── DATA SHOWN

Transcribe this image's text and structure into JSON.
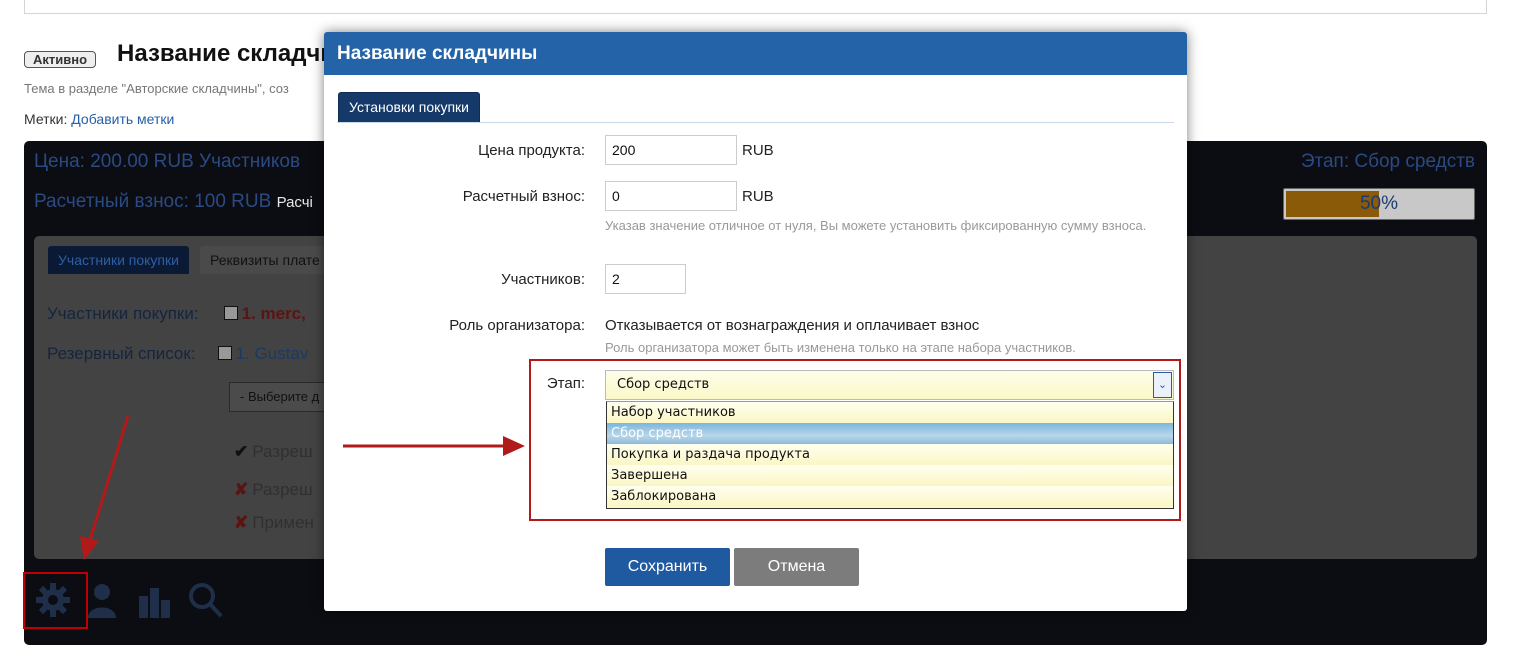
{
  "background": {
    "status_badge": "Активно",
    "title": "Название складчи",
    "subtitle": "Тема в разделе \"Авторские складчины\", соз",
    "tags_label": "Метки:",
    "tags_link": "Добавить метки",
    "price_line": "Цена: 200.00 RUB   Участников",
    "fee_line": "Расчетный взнос: 100 RUB",
    "fee_suffix": "Расчі",
    "stage_line": "Этап: Сбор средств",
    "progress_value": 0.5,
    "progress_label": "50%",
    "tabs": [
      "Участники покупки",
      "Реквизиты плате"
    ],
    "participants_label": "Участники покупки:",
    "participant_1": "1. merc,",
    "reserve_label": "Резервный список:",
    "reserve_1": "1. Gustav",
    "select_placeholder": "- Выберите д",
    "permissions": [
      "Разреш",
      "Разреш",
      "Примен"
    ],
    "perm_marks": [
      "✔",
      "✘",
      "✘"
    ],
    "toolbar_icons": [
      "gear-icon",
      "user-icon",
      "coins-icon",
      "search-user-icon"
    ]
  },
  "modal": {
    "title": "Название складчины",
    "tab": "Установки покупки",
    "price_label": "Цена продукта:",
    "price_value": "200",
    "price_unit": "RUB",
    "fee_label": "Расчетный взнос:",
    "fee_value": "0",
    "fee_unit": "RUB",
    "fee_hint": "Указав значение отличное от нуля, Вы можете установить фиксированную сумму взноса.",
    "participants_label": "Участников:",
    "participants_value": "2",
    "role_label": "Роль организатора:",
    "role_value": "Отказывается от вознаграждения и оплачивает взнос",
    "role_hint": "Роль организатора может быть изменена только на этапе набора участников.",
    "stage_label": "Этап:",
    "stage_selected": "Сбор средств",
    "stage_options": [
      "Набор участников",
      "Сбор средств",
      "Покупка и раздача продукта",
      "Завершена",
      "Заблокирована"
    ],
    "save_label": "Сохранить",
    "cancel_label": "Отмена"
  },
  "colors": {
    "header_blue": "#2463a8",
    "annotation_red": "#b21a1a",
    "save_blue": "#1f5aa0",
    "cancel_gray": "#7c7c7c"
  }
}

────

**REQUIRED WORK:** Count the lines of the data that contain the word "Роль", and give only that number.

**RESULT FOR THIS EXERCISE:** 2